It is also the government’s current policy for all new transmission infrastructure to be constructed, owned and operated by KETRACO. This policy is in line with the unbundling of the energy sector in Kenya which provides for all existing transmission infrastructure to be held by KPLC, but for all new transmission infrastructure to be developed by KETRACO.

Alternative energy sources

Does government policy or legislation encourage power generation based on alternative energy sources such as renewable energies or combined heat and power?

Government policy and legislation in Kenya encourages the use of renewable sources of energy to generate power.

From a policy point of view, the Energy Policy highlights the role of the government in promoting the use of renewable sources of energy such as designing incentive packages to promote private sector investments in renewable energy and other off-grid generation and government support in research and development in emerging technologies like wind energy generation. The FIT Policy also provides the framework for renewable sources of energy that may be used in the generation of electricity. The FIT Policy requires power producers to sell renewable energy generated electricity to KPLC, which is the single offtaker currently operating in the Kenyan market and provides qualifying tariffs for a set period of time.

The primary legislation for the energy sector, the Energy Act, provides for the development of renewable sources of energy including biomass, biodiesel, bioethanol, charcoal, fuel wood, solar, wind, tidal waves, hydropower, biogas and municipal waste.

In addition, there are several other regulations enacted to promote the use of renewable energy sources, such as the Energy (Solar Water Heating) Regulations, 2012, which require all existing premises with hot water requirements of a capacity exceeding 100 litres per day to install and use a solar heating system.

Climate change

What impact will government policy on climate change have on the types of resources that are used to meet electricity demand and on the cost and amount of power that is consumed?

Kenya has in place a number of policies and laws aimed at addressing the challenges brought about from climate change. In particular, Kenya recently enacted the Climate Change Act, 2016, which aims at improvement of efficiency and reduction of emissions through the uptake of technologies that support low carbon, and climate-resilient development. This is in addition to the National Climate Change Response Strategy, the National Climate Change Action Plan (NCCAP) and the Paris Agreement to which Kenya is a signatory.

Under the NCCAP, Kenya has pledged to cut its carbon emissions to 30 per cent below ‘business-as-usual levels’ by 2030, by expanding solar, wind and geothermal power, and bringing forest cover to up to 10 per cent of the country while reducing reliance on wood fuel. This has seen Kenya focus on diversifying her energy sources from thermal power to geothermal power.
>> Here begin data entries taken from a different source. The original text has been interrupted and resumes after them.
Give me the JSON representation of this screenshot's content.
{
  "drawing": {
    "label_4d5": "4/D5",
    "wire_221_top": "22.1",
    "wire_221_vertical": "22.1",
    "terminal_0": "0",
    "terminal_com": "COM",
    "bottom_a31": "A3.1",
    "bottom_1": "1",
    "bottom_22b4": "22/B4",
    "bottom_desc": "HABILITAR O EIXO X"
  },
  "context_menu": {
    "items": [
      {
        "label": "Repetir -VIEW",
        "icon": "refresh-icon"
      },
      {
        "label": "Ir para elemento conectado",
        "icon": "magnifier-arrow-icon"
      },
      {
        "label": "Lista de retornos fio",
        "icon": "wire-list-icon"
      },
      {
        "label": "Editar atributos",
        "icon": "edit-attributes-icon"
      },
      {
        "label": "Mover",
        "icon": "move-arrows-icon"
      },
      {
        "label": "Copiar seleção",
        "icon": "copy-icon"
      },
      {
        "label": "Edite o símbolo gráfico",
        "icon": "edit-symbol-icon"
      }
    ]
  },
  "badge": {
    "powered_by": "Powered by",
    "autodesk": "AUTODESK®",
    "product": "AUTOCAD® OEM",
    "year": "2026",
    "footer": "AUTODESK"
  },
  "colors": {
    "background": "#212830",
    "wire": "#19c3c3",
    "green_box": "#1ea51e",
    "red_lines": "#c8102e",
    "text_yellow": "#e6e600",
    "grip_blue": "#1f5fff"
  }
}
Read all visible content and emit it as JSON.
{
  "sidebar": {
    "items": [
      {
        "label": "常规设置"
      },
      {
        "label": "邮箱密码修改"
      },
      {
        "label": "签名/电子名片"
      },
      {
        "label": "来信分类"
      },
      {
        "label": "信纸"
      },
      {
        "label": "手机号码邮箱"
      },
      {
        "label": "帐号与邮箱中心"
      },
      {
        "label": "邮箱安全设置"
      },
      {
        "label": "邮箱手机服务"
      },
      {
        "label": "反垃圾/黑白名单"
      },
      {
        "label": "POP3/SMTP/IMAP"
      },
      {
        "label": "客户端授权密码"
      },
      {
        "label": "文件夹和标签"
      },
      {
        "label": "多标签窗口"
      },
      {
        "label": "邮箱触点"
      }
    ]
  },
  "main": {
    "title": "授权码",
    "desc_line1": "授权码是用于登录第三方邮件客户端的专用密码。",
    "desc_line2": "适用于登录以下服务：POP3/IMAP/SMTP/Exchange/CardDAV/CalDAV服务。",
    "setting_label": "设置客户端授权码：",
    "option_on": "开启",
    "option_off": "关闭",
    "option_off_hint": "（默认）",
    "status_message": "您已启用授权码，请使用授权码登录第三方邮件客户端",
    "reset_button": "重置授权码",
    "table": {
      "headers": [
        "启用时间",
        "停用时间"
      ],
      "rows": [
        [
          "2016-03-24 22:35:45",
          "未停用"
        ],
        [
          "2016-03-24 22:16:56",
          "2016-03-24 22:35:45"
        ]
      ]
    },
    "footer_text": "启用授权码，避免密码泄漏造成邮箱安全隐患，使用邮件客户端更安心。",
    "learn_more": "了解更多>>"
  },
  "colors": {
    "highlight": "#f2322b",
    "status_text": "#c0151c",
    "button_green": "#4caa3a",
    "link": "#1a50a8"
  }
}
The use of geothermal power has steadily grown from 20 per cent of the total electrical energy produced in June 2013 to 40 per cent as at December 2016.


Does the regulatory framework support electricity storage including research and development of storage solutions?

Not applicable.

Government policy

Does government policy encourage or discourage development of new nuclear power plants? How?

Kenya is exploring the possibility of setting up nuclear power plants. In this regard, the Kenya Nuclear Electricity Board (KNEB) was established to help promote the development of nuclear electricity generation in Kenya.

KNEB works under the guidance of the International Atomic Energy Agency (IAEA), which is the international body that promotes unified cooperation in nuclear energy for countries across the world. Its main aim is to promote safe and secure use of nuclear technologies in various countries. KNEB, with the assistance of the IAEA, has developed a Draft National Nuclear Regulatory Bill, 2017 (the Draft Nuclear Bill) and a draft Nuclear Policy. Concurrently, the Energy Bill, 2017, which has been published and will soon be before Parliament for debate, provides for the establishment of the Energy and Petroleum Institute, which will promote the development and generation of nuclear energy in Kenya.

KNEB has already conducted pre-feasibility studies in Kenya for the proposed development of a nuclear power plant.